Apple recently released their latest desktop/laptop OS update of macOS, called Mojave. It’s been out for a few weeks, but we tend to wait and test new OSes before we install them on dedicated machines. As someone that uses creative design and video apps would know, these are typically the apps that have issues when updating. Due to the lack of widespread use of these kinds of apps and the use of custom workflows and processes that we’ve developed to do the specific work needed for our clients, we are usually on our own. We have recently finished our initial reviews of Mojave and I wanted to share our thoughts so far.
Why Did We Need to Test?
Apple’s hardware is relatively consistent throughout product lines, so my main focus is to see if the apps we use open and processes run through to completion. I’m not concerned about speed or uncovering hardware bugs, I mainly want to make sure that the core apps we use don’t get deprecated or have huge errors. We want to make sure there isn’t any downtime. Our main Mac editing machine is an iMac, but we have an old 2013 MacBook Air. We can perform the install and run these tests.
The install process went relatively smooth, other than a hiccup getting Mojave to download for the Mac App Store. Mojave installed in under an hour and was up and running.
OUT WITH THE OLD
Part of my hesitation to installing Mojave is that we make a lot of screenshots and do a lot of video screen captures for tutorials and client videos. Previous to Mojave, we had to use a combination of the legacy screenshot functionality, along with QuickTime. I couldn’t find anyone talking about what would happen to these functions once we upgraded to Mojave. The first thing I tested was whether QuickTime and Preview still worked. I ran through some common internal workflows to ensure that things run normally. Everything was fine and I was able to move onto video editing.
IT’S ALL GOING TO BE ALL RIGHT

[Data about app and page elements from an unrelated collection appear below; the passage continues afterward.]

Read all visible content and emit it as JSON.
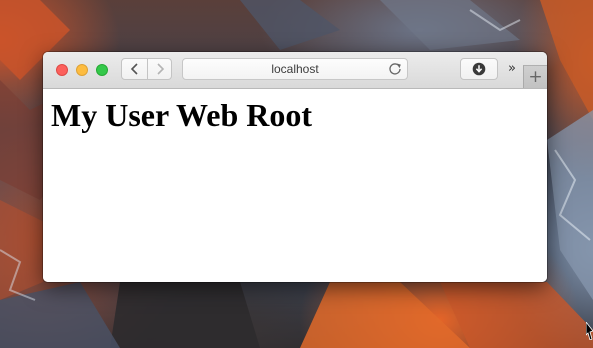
{
  "browser": {
    "url": "localhost",
    "back_icon": "chevron-left-icon",
    "forward_icon": "chevron-right-icon",
    "reload_icon": "reload-icon",
    "download_icon": "download-icon",
    "overflow_label": "»",
    "new_tab_label": "+"
  },
  "page": {
    "heading": "My User Web Root"
  },
  "colors": {
    "close": "#fc605c",
    "minimize": "#fdbc40",
    "maximize": "#34c84a"
  }
}
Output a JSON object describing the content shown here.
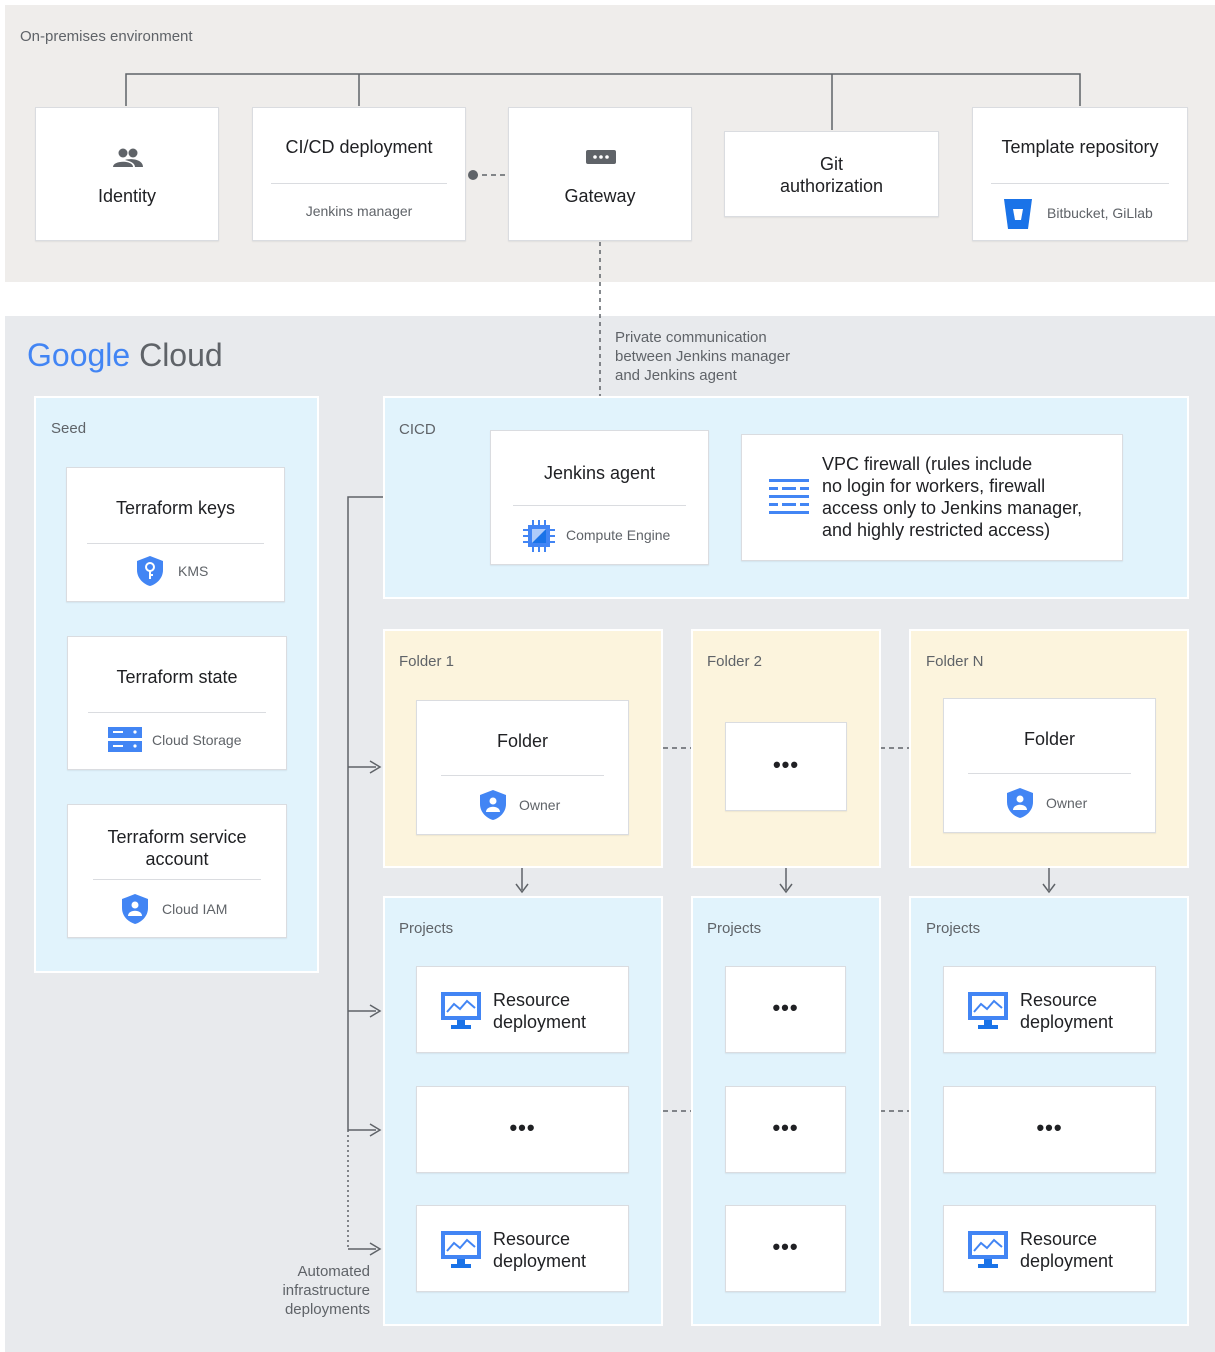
{
  "onprem": {
    "label": "On-premises environment",
    "identity": "Identity",
    "cicd": {
      "title": "CI/CD deployment",
      "sub": "Jenkins manager"
    },
    "gateway": "Gateway",
    "git": {
      "line1": "Git",
      "line2": "authorization"
    },
    "template": {
      "title": "Template repository",
      "sub": "Bitbucket, GiLlab"
    }
  },
  "gcp": {
    "logo_google": "Google",
    "logo_cloud": "Cloud",
    "private_note": [
      "Private communication",
      "between Jenkins manager",
      "and Jenkins agent"
    ],
    "seed": {
      "label": "Seed",
      "keys": {
        "title": "Terraform keys",
        "sub": "KMS"
      },
      "state": {
        "title": "Terraform state",
        "sub": "Cloud Storage"
      },
      "sa": {
        "line1": "Terraform service",
        "line2": "account",
        "sub": "Cloud IAM"
      }
    },
    "cicd": {
      "label": "CICD",
      "agent": {
        "title": "Jenkins agent",
        "sub": "Compute Engine"
      },
      "vpc": [
        "VPC firewall (rules include",
        "no login for workers, firewall",
        "access only to Jenkins manager,",
        "and highly restricted access)"
      ]
    },
    "folders": {
      "f1": {
        "label": "Folder 1",
        "title": "Folder",
        "sub": "Owner"
      },
      "f2": {
        "label": "Folder 2",
        "dots": "•••"
      },
      "fn": {
        "label": "Folder N",
        "title": "Folder",
        "sub": "Owner"
      }
    },
    "projects": {
      "label": "Projects",
      "resource_line1": "Resource",
      "resource_line2": "deployment",
      "dots": "•••"
    },
    "automated_note": [
      "Automated",
      "infrastructure",
      "deployments"
    ]
  },
  "colors": {
    "onprem_bg": "#efedeb",
    "gcp_bg": "#e8eaed",
    "blue_panel": "#e1f3fc",
    "yellow_panel": "#fcf4dd",
    "icon_blue": "#4285f4",
    "icon_blue_dark": "#1a73e8"
  }
}
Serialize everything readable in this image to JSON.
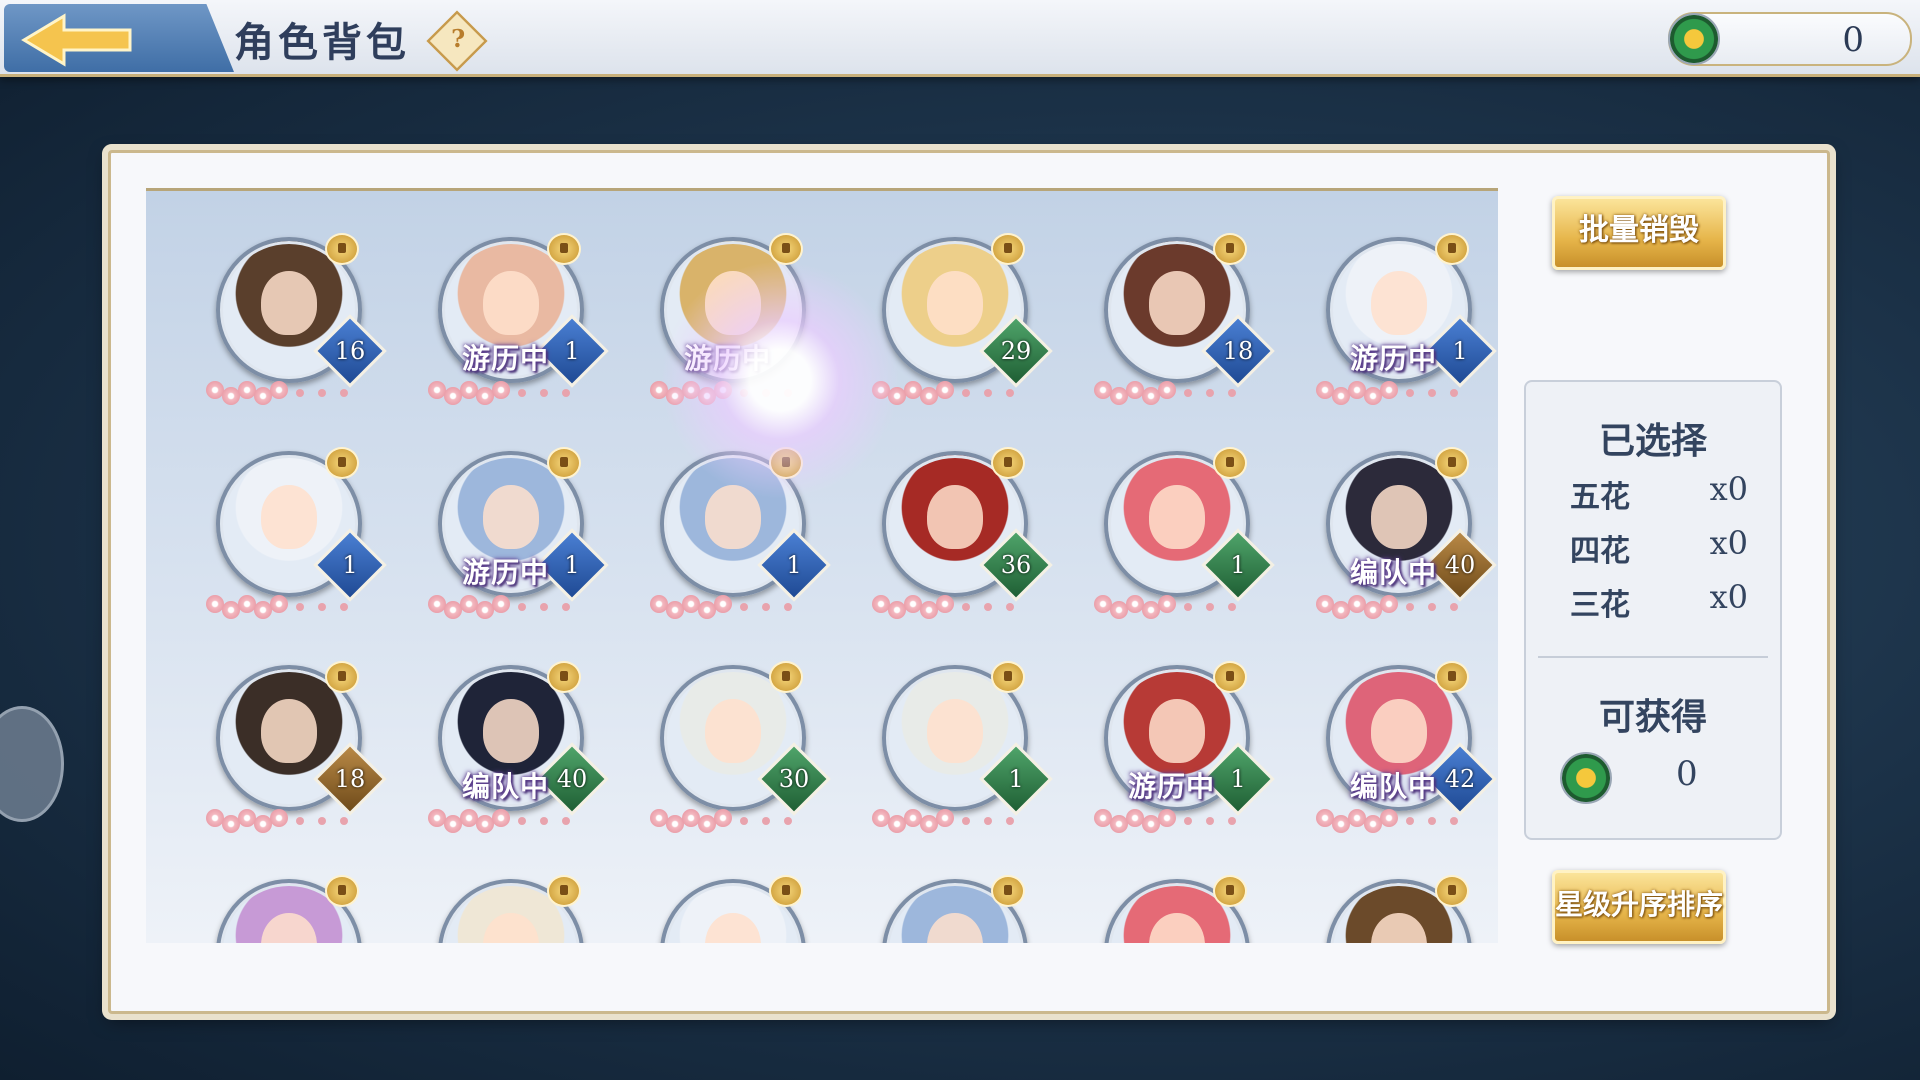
{
  "header": {
    "title": "角色背包",
    "help_symbol": "?",
    "currency_value": "0",
    "accent_color": "#c8b07a"
  },
  "characters": [
    {
      "level": "16",
      "status": "",
      "badge": "blue",
      "hair": "#5a3f2c"
    },
    {
      "level": "1",
      "status": "游历中",
      "badge": "blue",
      "hair": "#e9b9a2"
    },
    {
      "level": "",
      "status": "游历中",
      "badge": "blue",
      "hair": "#d9b36a"
    },
    {
      "level": "29",
      "status": "",
      "badge": "green",
      "hair": "#edcf8a"
    },
    {
      "level": "18",
      "status": "",
      "badge": "blue",
      "hair": "#6b3a2c"
    },
    {
      "level": "1",
      "status": "游历中",
      "badge": "blue",
      "hair": "#eef2f8"
    },
    {
      "level": "1",
      "status": "",
      "badge": "blue",
      "hair": "#eef2f8"
    },
    {
      "level": "1",
      "status": "游历中",
      "badge": "blue",
      "hair": "#9db7dc"
    },
    {
      "level": "1",
      "status": "",
      "badge": "blue",
      "hair": "#9db7dc"
    },
    {
      "level": "36",
      "status": "",
      "badge": "green",
      "hair": "#a62a25"
    },
    {
      "level": "1",
      "status": "",
      "badge": "green",
      "hair": "#e56a76"
    },
    {
      "level": "40",
      "status": "编队中",
      "badge": "brown",
      "hair": "#2c2a3a"
    },
    {
      "level": "18",
      "status": "",
      "badge": "brown",
      "hair": "#3b2e27"
    },
    {
      "level": "40",
      "status": "编队中",
      "badge": "green",
      "hair": "#1f2438"
    },
    {
      "level": "30",
      "status": "",
      "badge": "green",
      "hair": "#e8ebe8"
    },
    {
      "level": "1",
      "status": "",
      "badge": "green",
      "hair": "#e8ebe8"
    },
    {
      "level": "1",
      "status": "游历中",
      "badge": "green",
      "hair": "#b73a36"
    },
    {
      "level": "42",
      "status": "编队中",
      "badge": "blue",
      "hair": "#de6479"
    },
    {
      "level": "",
      "status": "",
      "badge": "blue",
      "hair": "#c79ad6"
    },
    {
      "level": "",
      "status": "",
      "badge": "blue",
      "hair": "#efe7d6"
    },
    {
      "level": "",
      "status": "",
      "badge": "blue",
      "hair": "#eef2f8"
    },
    {
      "level": "",
      "status": "",
      "badge": "blue",
      "hair": "#9db7dc"
    },
    {
      "level": "",
      "status": "",
      "badge": "blue",
      "hair": "#e56a76"
    },
    {
      "level": "",
      "status": "",
      "badge": "blue",
      "hair": "#6b4a2a"
    }
  ],
  "actions": {
    "batch_destroy": "批量销毁",
    "sort_by_star": "星级升序排序"
  },
  "summary": {
    "selected_title": "已选择",
    "rows": [
      {
        "label": "五花",
        "count": "x0"
      },
      {
        "label": "四花",
        "count": "x0"
      },
      {
        "label": "三花",
        "count": "x0"
      }
    ],
    "obtainable_title": "可获得",
    "obtainable_value": "0"
  }
}
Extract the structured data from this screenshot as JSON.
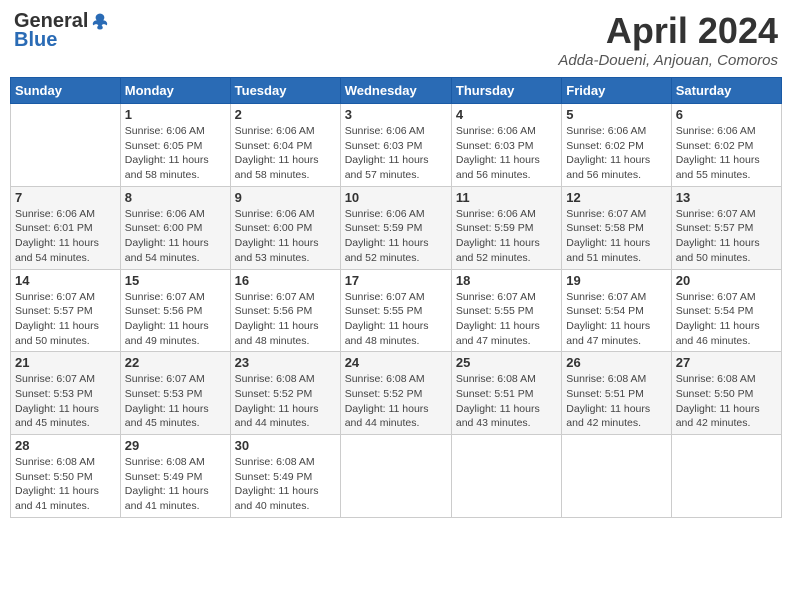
{
  "header": {
    "logo_general": "General",
    "logo_blue": "Blue",
    "title": "April 2024",
    "location": "Adda-Doueni, Anjouan, Comoros"
  },
  "days_of_week": [
    "Sunday",
    "Monday",
    "Tuesday",
    "Wednesday",
    "Thursday",
    "Friday",
    "Saturday"
  ],
  "weeks": [
    [
      {
        "day": "",
        "sunrise": "",
        "sunset": "",
        "daylight": ""
      },
      {
        "day": "1",
        "sunrise": "Sunrise: 6:06 AM",
        "sunset": "Sunset: 6:05 PM",
        "daylight": "Daylight: 11 hours and 58 minutes."
      },
      {
        "day": "2",
        "sunrise": "Sunrise: 6:06 AM",
        "sunset": "Sunset: 6:04 PM",
        "daylight": "Daylight: 11 hours and 58 minutes."
      },
      {
        "day": "3",
        "sunrise": "Sunrise: 6:06 AM",
        "sunset": "Sunset: 6:03 PM",
        "daylight": "Daylight: 11 hours and 57 minutes."
      },
      {
        "day": "4",
        "sunrise": "Sunrise: 6:06 AM",
        "sunset": "Sunset: 6:03 PM",
        "daylight": "Daylight: 11 hours and 56 minutes."
      },
      {
        "day": "5",
        "sunrise": "Sunrise: 6:06 AM",
        "sunset": "Sunset: 6:02 PM",
        "daylight": "Daylight: 11 hours and 56 minutes."
      },
      {
        "day": "6",
        "sunrise": "Sunrise: 6:06 AM",
        "sunset": "Sunset: 6:02 PM",
        "daylight": "Daylight: 11 hours and 55 minutes."
      }
    ],
    [
      {
        "day": "7",
        "sunrise": "Sunrise: 6:06 AM",
        "sunset": "Sunset: 6:01 PM",
        "daylight": "Daylight: 11 hours and 54 minutes."
      },
      {
        "day": "8",
        "sunrise": "Sunrise: 6:06 AM",
        "sunset": "Sunset: 6:00 PM",
        "daylight": "Daylight: 11 hours and 54 minutes."
      },
      {
        "day": "9",
        "sunrise": "Sunrise: 6:06 AM",
        "sunset": "Sunset: 6:00 PM",
        "daylight": "Daylight: 11 hours and 53 minutes."
      },
      {
        "day": "10",
        "sunrise": "Sunrise: 6:06 AM",
        "sunset": "Sunset: 5:59 PM",
        "daylight": "Daylight: 11 hours and 52 minutes."
      },
      {
        "day": "11",
        "sunrise": "Sunrise: 6:06 AM",
        "sunset": "Sunset: 5:59 PM",
        "daylight": "Daylight: 11 hours and 52 minutes."
      },
      {
        "day": "12",
        "sunrise": "Sunrise: 6:07 AM",
        "sunset": "Sunset: 5:58 PM",
        "daylight": "Daylight: 11 hours and 51 minutes."
      },
      {
        "day": "13",
        "sunrise": "Sunrise: 6:07 AM",
        "sunset": "Sunset: 5:57 PM",
        "daylight": "Daylight: 11 hours and 50 minutes."
      }
    ],
    [
      {
        "day": "14",
        "sunrise": "Sunrise: 6:07 AM",
        "sunset": "Sunset: 5:57 PM",
        "daylight": "Daylight: 11 hours and 50 minutes."
      },
      {
        "day": "15",
        "sunrise": "Sunrise: 6:07 AM",
        "sunset": "Sunset: 5:56 PM",
        "daylight": "Daylight: 11 hours and 49 minutes."
      },
      {
        "day": "16",
        "sunrise": "Sunrise: 6:07 AM",
        "sunset": "Sunset: 5:56 PM",
        "daylight": "Daylight: 11 hours and 48 minutes."
      },
      {
        "day": "17",
        "sunrise": "Sunrise: 6:07 AM",
        "sunset": "Sunset: 5:55 PM",
        "daylight": "Daylight: 11 hours and 48 minutes."
      },
      {
        "day": "18",
        "sunrise": "Sunrise: 6:07 AM",
        "sunset": "Sunset: 5:55 PM",
        "daylight": "Daylight: 11 hours and 47 minutes."
      },
      {
        "day": "19",
        "sunrise": "Sunrise: 6:07 AM",
        "sunset": "Sunset: 5:54 PM",
        "daylight": "Daylight: 11 hours and 47 minutes."
      },
      {
        "day": "20",
        "sunrise": "Sunrise: 6:07 AM",
        "sunset": "Sunset: 5:54 PM",
        "daylight": "Daylight: 11 hours and 46 minutes."
      }
    ],
    [
      {
        "day": "21",
        "sunrise": "Sunrise: 6:07 AM",
        "sunset": "Sunset: 5:53 PM",
        "daylight": "Daylight: 11 hours and 45 minutes."
      },
      {
        "day": "22",
        "sunrise": "Sunrise: 6:07 AM",
        "sunset": "Sunset: 5:53 PM",
        "daylight": "Daylight: 11 hours and 45 minutes."
      },
      {
        "day": "23",
        "sunrise": "Sunrise: 6:08 AM",
        "sunset": "Sunset: 5:52 PM",
        "daylight": "Daylight: 11 hours and 44 minutes."
      },
      {
        "day": "24",
        "sunrise": "Sunrise: 6:08 AM",
        "sunset": "Sunset: 5:52 PM",
        "daylight": "Daylight: 11 hours and 44 minutes."
      },
      {
        "day": "25",
        "sunrise": "Sunrise: 6:08 AM",
        "sunset": "Sunset: 5:51 PM",
        "daylight": "Daylight: 11 hours and 43 minutes."
      },
      {
        "day": "26",
        "sunrise": "Sunrise: 6:08 AM",
        "sunset": "Sunset: 5:51 PM",
        "daylight": "Daylight: 11 hours and 42 minutes."
      },
      {
        "day": "27",
        "sunrise": "Sunrise: 6:08 AM",
        "sunset": "Sunset: 5:50 PM",
        "daylight": "Daylight: 11 hours and 42 minutes."
      }
    ],
    [
      {
        "day": "28",
        "sunrise": "Sunrise: 6:08 AM",
        "sunset": "Sunset: 5:50 PM",
        "daylight": "Daylight: 11 hours and 41 minutes."
      },
      {
        "day": "29",
        "sunrise": "Sunrise: 6:08 AM",
        "sunset": "Sunset: 5:49 PM",
        "daylight": "Daylight: 11 hours and 41 minutes."
      },
      {
        "day": "30",
        "sunrise": "Sunrise: 6:08 AM",
        "sunset": "Sunset: 5:49 PM",
        "daylight": "Daylight: 11 hours and 40 minutes."
      },
      {
        "day": "",
        "sunrise": "",
        "sunset": "",
        "daylight": ""
      },
      {
        "day": "",
        "sunrise": "",
        "sunset": "",
        "daylight": ""
      },
      {
        "day": "",
        "sunrise": "",
        "sunset": "",
        "daylight": ""
      },
      {
        "day": "",
        "sunrise": "",
        "sunset": "",
        "daylight": ""
      }
    ]
  ]
}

Our biggest Pro apps are Final Cut Pro X and Motion, which are both made by Apple. Normally a first party app should work great, but Pro apps like this typically don’t get the love that Apple apps like Pages, Numbers and Keynote get. I wanted to run some test editing projects to ensure that an upgrade would be safe. We also use Adobe apps like Premiere Pro, Audition and Photoshop, but a simple check to make sure they open is sufficient for me. We have Surface computers in the office that could handle any short-term needs if we run into a weird bug. The biggest change with apps in Mojave is the dropping of support (to an extent, but it is super technical) of 32 bit apps. If you are concerned about some of your older apps not working, there is a good write-up on MacWorld outlining the apps that are unsupported. This article also talks further about 32 bit app support.
SHINY NEW THINGS
Once I had checked out my top concerns, I started taking a look into new items. Things like Dark Mode and Stacks are welcomed additions. I purposely let my desktop stay cluttered to test out if Stacks was worth using. It’s a great organizational addition to creatives, and a welcomed change. There are new apps in Mojave, which I’ll talk about later in this post, but the main one is the Screenshots app. By clicking Command-Option-5 on your keyboard, you can open the app to capture screenshots and video. It’s a fantastic addition that will be our go-to screenshot video capture moving forward.
Some Weird Things…
Alas, there is always something weird that pops up in testing. We found it when AirDropping photos and video from an iPhone to the MacBook Air. The HEIC file format is now being natively sent, instead of converting and natively saving into a common file format, JPEG. I’m not a fan of this, but it is an issue that we can live with.
Final Thoughts and the State of the Mac
If you are deep into the Mac community, you’ve heard the phrase “Marzipan,” which was from Bloomberg’s Marc Gurman article talking about the merger of macOS and iOS app frameworks into a more common code base. Without getting too technical, there has been a lot of complaints about the first of these apps that Apple has made with this new development approach. Mojave ships with Apple’s Home, News, Stocks and Voice Memos; which are ports of their iOS counterparts. I have listened to many Apple podcasters complain about the state of these apps and what it means for the Mac as a platform. While the Home app is not optimized for a larger screen (the main rooms page looks like it is running an iPhone-sized view), it is more responsive to access our office security cameras. Voice Memos is also exciting due to the iCloud storage support. These apps are a promising preview to what the Mac could be like in the next few years. I only hope that Apple will put out new laptop hardware and possibly an update to the Mac Mini (is that too much to ask?).